A week or so ago, I was on a date with a guy who asked me why I was still single. The context implied, “I think you’re great. But if you’re REALLY as great as you seem, wouldn’t you be married by now? How is a great person like you still single?”
The short answer is that I was single because I chose to be. Almost two years ago, I had been engaged but gave the ring back (in an engagement shorter than that of a Kardashian–go figure, right?). I could have been married by now. My ex-fiance married within 7 months of our breakup. He really wanted a wife, and I could have been one. But I chose not to accept a relationship sought to fill a function with an idea rather than the human that I am.
At a core level, the short answer is true.

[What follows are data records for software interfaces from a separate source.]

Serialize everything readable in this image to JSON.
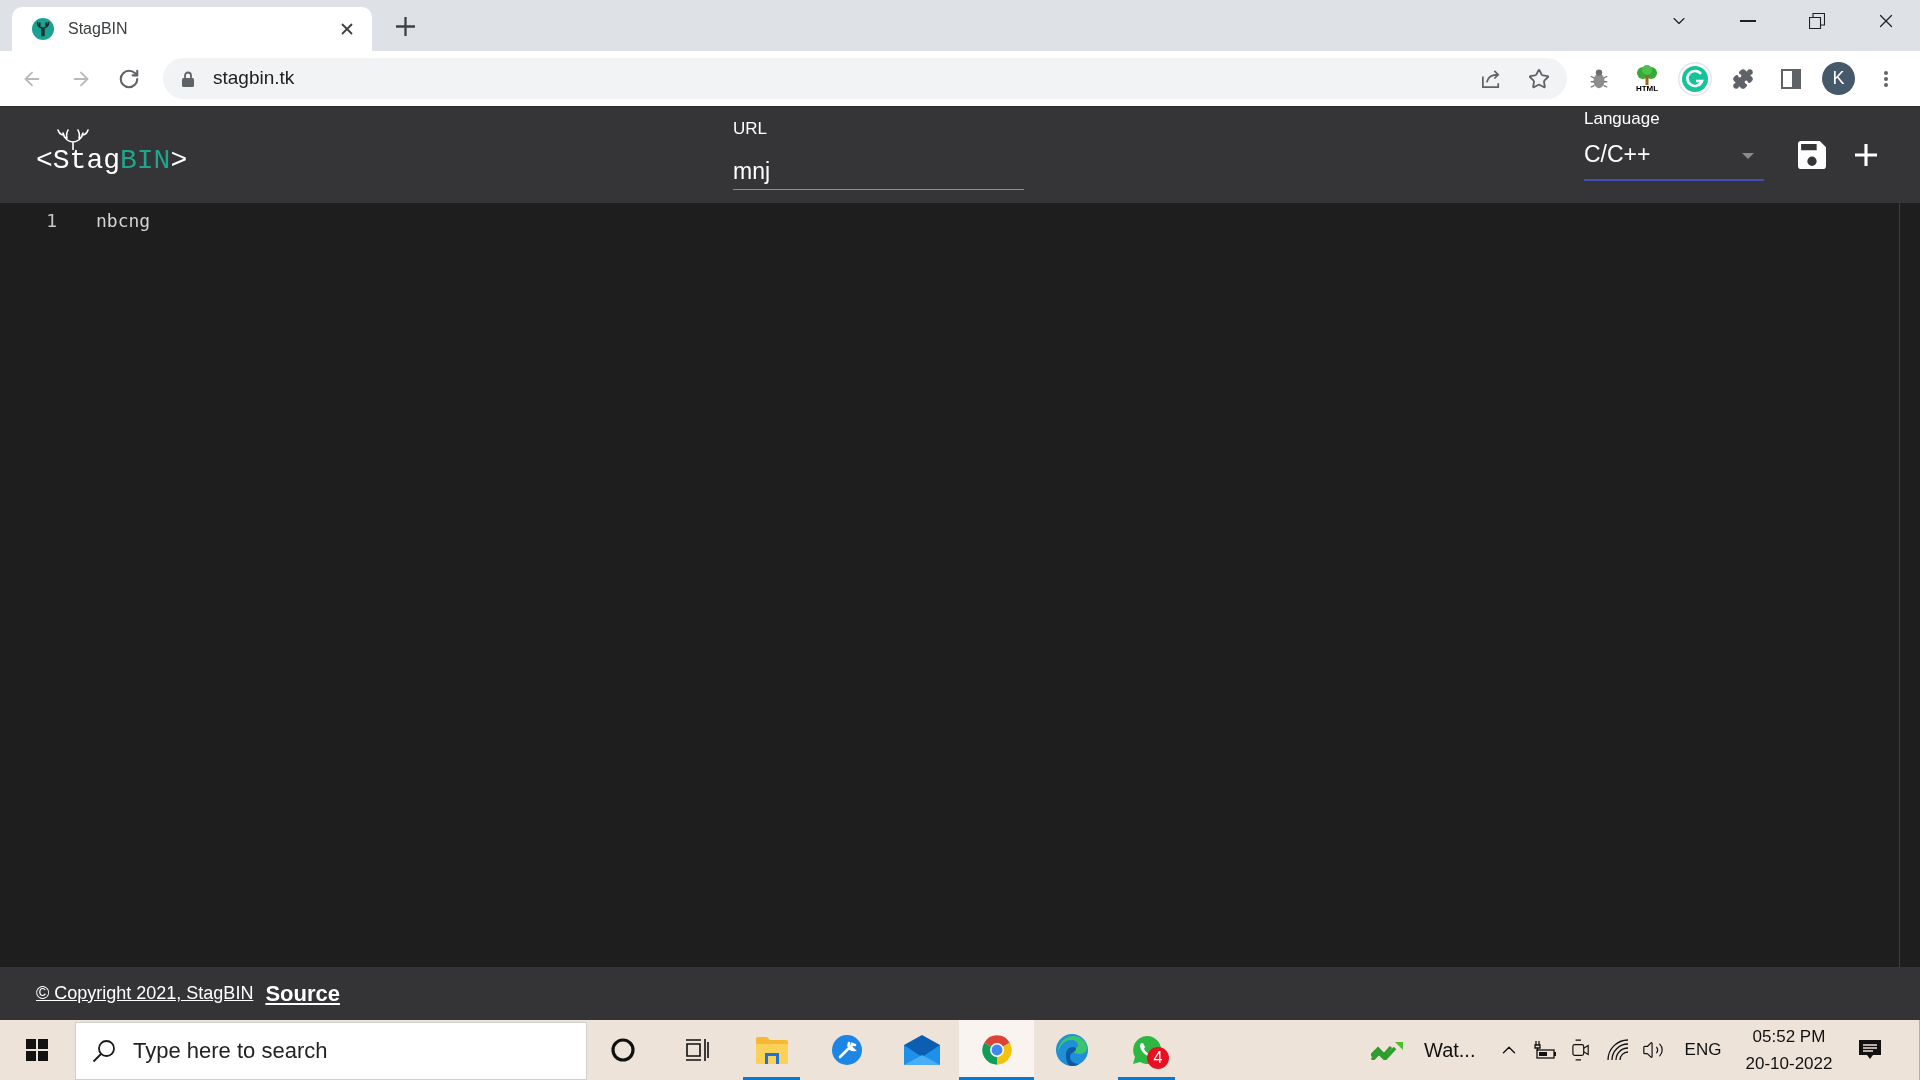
{
  "browser": {
    "tabs": [
      {
        "title": "StagBIN",
        "selected": true
      }
    ],
    "address": "stagbin.tk",
    "extension_label": "HTML",
    "profile_initial": "K"
  },
  "app": {
    "logo": {
      "lead": "<Stag",
      "accent": "BIN",
      "tail": ">"
    },
    "url_field": {
      "label": "URL",
      "value": "mnj"
    },
    "language_select": {
      "label": "Language",
      "value": "C/C++"
    }
  },
  "editor": {
    "lines": [
      {
        "number": "1",
        "text": "nbcng"
      }
    ]
  },
  "footer": {
    "copyright": "© Copyright 2021, StagBIN",
    "source_link": "Source"
  },
  "taskbar": {
    "search": {
      "placeholder": "Type here to search"
    },
    "apps": [
      {
        "kind": "folder",
        "running": true,
        "selected": false
      },
      {
        "kind": "wrench",
        "running": false,
        "selected": false
      },
      {
        "kind": "mail",
        "running": false,
        "selected": false
      },
      {
        "kind": "browser",
        "running": true,
        "selected": true
      },
      {
        "kind": "wave-browser",
        "running": false,
        "selected": false
      },
      {
        "kind": "chat",
        "running": true,
        "selected": false,
        "badge": "4"
      }
    ],
    "widget": {
      "label": "Wat..."
    },
    "input_language": "ENG",
    "time": "05:52 PM",
    "date": "20-10-2022"
  }
}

But any time a question like that gets asked, my mind starts creating its lists. You know, The “Reasons Why I’m Single.” And, of course, most of the things on that list are those flaws about which I am most deeply insecure. Things like: I can’t cook to save my life; I have the world’s corniest sense of humor; I laugh too loudly; humanity as a whole tends to irritate me–especially when I’m tired or have a headache…. You know, all those wonderful things we tend to keep OFF our online dating resumes in hopes that someone will fail to discover these issues until they have fallen for all the positive things we parade in front of them to distract from the not-so-shiny bits.
Well, today, the list reasons received yet another addition:
I live in Minnesota, land of the sub-zero January and heaps of sparkly snow. After about the second major snowstorm of the year, it stops looking so sparkly, and starts looking like a deceptively beautiful death trap. Yet I, spoiled by many a Floridian/Carolinian winter, had thus far mastered FOUR major snow storms– masterfully navigating the treacherous, ice-slick roads in a car that handles poorly on snow-covered streets. You know what they say, “Pride goes before destruction.” And in my case, the destruction happened to my front bumper.
Having managed to safely commute the 15 miles to and from work for the past three months, I was thwarted by my employer’s driveway. BY A STUPID DRIVEWAY!!!!!!
I have no words to express how humiliating it is to lose control while turning into a slick driveway when a line of vehicles waits behind and witnesses the ignominious spin out. I hit the snowbank, got stuck, and had to have someone push me out. To add insult to injurious shame, my poor bumper is crunched quite atrociously. Who knew snow was so hard?
Ah well, though, at least I hit snow, and not one of the cars nearby.
Today I had to face the fact that I am one of the reasons why people make jokes about women being bad drivers.
Let’s do better at adulting tomorrow, shall we?